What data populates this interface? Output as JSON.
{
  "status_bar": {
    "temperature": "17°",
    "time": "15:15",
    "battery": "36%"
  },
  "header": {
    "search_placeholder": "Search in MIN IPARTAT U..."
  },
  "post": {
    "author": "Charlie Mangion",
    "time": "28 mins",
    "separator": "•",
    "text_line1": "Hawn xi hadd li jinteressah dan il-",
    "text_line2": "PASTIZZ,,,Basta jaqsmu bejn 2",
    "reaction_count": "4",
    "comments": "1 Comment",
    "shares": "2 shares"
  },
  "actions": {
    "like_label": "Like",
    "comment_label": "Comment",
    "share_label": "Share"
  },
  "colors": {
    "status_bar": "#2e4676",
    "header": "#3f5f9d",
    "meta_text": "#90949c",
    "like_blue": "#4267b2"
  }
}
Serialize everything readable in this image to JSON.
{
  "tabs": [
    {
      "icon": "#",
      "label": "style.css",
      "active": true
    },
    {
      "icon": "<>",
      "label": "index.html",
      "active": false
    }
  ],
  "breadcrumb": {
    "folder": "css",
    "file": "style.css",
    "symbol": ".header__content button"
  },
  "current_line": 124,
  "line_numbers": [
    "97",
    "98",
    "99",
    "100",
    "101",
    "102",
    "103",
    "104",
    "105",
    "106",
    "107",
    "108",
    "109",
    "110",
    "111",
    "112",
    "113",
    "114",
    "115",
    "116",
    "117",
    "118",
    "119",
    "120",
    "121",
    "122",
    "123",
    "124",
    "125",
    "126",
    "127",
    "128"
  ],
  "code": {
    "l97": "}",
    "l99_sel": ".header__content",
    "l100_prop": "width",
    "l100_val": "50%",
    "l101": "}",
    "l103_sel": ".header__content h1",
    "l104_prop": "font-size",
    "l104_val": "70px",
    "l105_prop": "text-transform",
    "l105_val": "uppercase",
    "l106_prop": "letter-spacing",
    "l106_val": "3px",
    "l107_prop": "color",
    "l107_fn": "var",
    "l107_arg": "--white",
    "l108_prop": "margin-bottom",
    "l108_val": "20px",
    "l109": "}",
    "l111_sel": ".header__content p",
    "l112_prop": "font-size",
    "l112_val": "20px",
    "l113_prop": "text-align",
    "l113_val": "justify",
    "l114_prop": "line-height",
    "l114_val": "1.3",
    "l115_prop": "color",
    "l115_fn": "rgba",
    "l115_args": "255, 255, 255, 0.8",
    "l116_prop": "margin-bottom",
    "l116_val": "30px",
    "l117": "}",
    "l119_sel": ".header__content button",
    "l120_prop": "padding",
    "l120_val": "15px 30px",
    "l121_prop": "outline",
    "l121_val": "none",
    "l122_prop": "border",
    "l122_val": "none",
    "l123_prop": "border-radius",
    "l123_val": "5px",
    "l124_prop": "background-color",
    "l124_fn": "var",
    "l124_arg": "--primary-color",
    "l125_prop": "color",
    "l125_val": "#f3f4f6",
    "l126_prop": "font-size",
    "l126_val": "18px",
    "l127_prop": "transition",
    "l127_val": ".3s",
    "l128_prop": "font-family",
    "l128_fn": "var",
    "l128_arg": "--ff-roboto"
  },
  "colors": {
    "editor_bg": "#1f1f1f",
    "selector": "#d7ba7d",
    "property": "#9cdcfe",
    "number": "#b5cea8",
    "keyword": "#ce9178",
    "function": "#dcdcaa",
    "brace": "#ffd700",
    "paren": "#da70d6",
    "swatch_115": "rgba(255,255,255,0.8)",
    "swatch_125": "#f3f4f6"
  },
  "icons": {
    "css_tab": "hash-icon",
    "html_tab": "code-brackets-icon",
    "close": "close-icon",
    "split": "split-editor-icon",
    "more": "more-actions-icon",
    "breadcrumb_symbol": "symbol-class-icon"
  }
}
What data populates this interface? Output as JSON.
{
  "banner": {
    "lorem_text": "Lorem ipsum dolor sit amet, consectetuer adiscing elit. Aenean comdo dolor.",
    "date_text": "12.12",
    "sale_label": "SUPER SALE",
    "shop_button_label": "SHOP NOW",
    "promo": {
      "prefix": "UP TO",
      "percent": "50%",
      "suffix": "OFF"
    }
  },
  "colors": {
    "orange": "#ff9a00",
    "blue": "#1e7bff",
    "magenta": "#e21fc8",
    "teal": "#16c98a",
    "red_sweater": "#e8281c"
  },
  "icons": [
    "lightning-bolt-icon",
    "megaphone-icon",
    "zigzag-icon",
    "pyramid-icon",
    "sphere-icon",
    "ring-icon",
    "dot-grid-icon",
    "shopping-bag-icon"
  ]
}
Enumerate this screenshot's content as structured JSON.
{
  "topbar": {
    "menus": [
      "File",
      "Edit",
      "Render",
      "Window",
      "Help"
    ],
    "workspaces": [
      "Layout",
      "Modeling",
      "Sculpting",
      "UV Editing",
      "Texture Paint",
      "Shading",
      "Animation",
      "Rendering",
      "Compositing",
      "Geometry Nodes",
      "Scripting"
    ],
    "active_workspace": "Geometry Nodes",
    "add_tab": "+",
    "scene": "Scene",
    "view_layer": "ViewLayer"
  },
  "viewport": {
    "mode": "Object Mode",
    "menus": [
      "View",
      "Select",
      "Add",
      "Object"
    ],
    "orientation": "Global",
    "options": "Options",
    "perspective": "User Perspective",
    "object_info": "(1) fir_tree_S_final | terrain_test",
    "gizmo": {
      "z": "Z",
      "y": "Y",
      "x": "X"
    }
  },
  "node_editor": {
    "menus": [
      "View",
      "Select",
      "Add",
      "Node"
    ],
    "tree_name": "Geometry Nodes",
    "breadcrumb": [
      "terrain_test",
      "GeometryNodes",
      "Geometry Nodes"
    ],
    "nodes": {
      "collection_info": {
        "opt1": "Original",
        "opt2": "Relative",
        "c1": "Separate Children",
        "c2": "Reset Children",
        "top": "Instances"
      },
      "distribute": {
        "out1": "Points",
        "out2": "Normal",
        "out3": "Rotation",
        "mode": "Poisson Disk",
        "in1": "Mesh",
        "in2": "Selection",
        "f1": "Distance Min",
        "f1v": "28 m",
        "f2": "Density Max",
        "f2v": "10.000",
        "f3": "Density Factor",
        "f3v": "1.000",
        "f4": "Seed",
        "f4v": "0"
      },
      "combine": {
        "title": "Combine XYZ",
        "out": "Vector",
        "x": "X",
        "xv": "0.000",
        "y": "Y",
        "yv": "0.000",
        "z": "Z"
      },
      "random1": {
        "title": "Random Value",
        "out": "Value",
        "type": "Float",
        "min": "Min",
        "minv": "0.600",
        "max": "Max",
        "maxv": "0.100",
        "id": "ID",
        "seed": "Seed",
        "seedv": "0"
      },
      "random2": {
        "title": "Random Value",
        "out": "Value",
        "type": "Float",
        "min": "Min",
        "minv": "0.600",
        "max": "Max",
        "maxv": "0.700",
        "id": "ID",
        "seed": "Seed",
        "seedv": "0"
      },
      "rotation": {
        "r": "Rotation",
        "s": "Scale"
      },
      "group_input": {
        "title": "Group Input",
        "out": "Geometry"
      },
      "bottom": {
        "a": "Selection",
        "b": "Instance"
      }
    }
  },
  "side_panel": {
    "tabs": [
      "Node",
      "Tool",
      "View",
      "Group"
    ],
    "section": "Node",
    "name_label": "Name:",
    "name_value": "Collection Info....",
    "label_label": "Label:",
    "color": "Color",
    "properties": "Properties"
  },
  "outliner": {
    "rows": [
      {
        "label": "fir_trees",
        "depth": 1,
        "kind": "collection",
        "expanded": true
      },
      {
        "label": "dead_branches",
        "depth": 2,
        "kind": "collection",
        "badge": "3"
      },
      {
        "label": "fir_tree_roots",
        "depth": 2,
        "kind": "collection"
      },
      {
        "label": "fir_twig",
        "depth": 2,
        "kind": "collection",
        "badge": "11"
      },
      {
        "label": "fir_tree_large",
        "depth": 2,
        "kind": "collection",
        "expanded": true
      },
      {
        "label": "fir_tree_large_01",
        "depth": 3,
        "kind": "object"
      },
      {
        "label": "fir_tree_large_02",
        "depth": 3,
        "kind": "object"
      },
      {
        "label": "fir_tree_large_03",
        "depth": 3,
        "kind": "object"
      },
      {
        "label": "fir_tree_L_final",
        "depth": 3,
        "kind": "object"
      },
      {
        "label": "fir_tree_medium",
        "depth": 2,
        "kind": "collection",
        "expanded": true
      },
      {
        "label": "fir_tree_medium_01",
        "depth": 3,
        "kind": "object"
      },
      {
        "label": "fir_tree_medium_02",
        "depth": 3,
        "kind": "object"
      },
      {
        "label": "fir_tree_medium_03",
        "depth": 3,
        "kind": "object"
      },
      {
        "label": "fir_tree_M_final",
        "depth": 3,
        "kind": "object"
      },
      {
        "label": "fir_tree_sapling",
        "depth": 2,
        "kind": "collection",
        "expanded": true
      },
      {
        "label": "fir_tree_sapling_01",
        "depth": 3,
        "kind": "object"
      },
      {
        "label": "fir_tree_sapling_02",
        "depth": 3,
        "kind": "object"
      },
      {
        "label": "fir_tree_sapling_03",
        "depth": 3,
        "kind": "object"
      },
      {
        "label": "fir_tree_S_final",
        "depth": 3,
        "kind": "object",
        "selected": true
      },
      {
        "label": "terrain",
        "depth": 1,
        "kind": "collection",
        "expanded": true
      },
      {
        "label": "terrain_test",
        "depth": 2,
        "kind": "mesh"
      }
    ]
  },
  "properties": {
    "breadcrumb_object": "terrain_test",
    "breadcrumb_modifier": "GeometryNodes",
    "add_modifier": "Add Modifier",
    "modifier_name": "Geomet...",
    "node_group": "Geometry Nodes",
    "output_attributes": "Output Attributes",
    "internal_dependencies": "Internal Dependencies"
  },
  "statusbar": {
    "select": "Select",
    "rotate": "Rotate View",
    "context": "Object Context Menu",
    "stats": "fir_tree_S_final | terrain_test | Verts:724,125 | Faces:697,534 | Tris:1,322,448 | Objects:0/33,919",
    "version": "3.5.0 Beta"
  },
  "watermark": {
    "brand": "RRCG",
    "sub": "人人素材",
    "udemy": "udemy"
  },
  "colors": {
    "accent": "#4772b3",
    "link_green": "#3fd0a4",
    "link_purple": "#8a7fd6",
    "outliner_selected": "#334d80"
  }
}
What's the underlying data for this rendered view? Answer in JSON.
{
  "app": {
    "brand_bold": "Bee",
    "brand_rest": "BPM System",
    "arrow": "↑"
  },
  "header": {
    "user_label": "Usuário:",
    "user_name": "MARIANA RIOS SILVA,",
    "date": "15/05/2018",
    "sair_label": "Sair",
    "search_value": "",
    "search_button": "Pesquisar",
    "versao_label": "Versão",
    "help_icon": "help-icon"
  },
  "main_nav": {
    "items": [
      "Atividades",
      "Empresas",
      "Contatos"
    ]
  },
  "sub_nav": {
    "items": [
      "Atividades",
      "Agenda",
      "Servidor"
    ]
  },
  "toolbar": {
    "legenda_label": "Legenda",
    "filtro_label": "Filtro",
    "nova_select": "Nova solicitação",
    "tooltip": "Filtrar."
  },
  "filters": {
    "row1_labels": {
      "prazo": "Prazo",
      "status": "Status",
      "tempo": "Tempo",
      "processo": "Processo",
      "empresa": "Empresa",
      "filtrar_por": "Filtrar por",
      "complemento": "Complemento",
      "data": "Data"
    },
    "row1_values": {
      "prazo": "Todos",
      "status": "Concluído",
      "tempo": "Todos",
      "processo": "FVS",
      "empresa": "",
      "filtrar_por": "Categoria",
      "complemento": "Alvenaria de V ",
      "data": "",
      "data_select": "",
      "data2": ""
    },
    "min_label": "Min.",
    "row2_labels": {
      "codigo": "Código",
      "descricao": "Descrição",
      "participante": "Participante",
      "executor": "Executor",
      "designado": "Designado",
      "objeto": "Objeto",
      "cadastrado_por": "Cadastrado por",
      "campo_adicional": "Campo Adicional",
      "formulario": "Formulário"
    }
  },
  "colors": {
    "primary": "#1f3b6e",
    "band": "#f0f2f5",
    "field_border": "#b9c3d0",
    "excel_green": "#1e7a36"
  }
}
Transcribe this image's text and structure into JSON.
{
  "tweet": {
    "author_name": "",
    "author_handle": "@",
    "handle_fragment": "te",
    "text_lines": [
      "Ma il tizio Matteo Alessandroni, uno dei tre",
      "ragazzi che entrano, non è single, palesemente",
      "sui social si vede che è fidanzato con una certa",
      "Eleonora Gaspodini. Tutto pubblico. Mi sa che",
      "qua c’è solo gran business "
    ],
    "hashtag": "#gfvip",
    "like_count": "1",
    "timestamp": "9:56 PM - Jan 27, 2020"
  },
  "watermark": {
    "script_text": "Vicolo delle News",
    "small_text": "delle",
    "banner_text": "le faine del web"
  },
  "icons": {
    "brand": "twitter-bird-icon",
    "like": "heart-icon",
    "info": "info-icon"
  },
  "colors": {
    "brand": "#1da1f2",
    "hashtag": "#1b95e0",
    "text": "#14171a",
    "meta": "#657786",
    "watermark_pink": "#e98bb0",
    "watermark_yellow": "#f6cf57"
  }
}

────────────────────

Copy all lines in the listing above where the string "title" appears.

Exercise response:
        "title": "Combine XYZ",
        "title": "Random Value",
        "title": "Random Value",
        "title": "Group Input",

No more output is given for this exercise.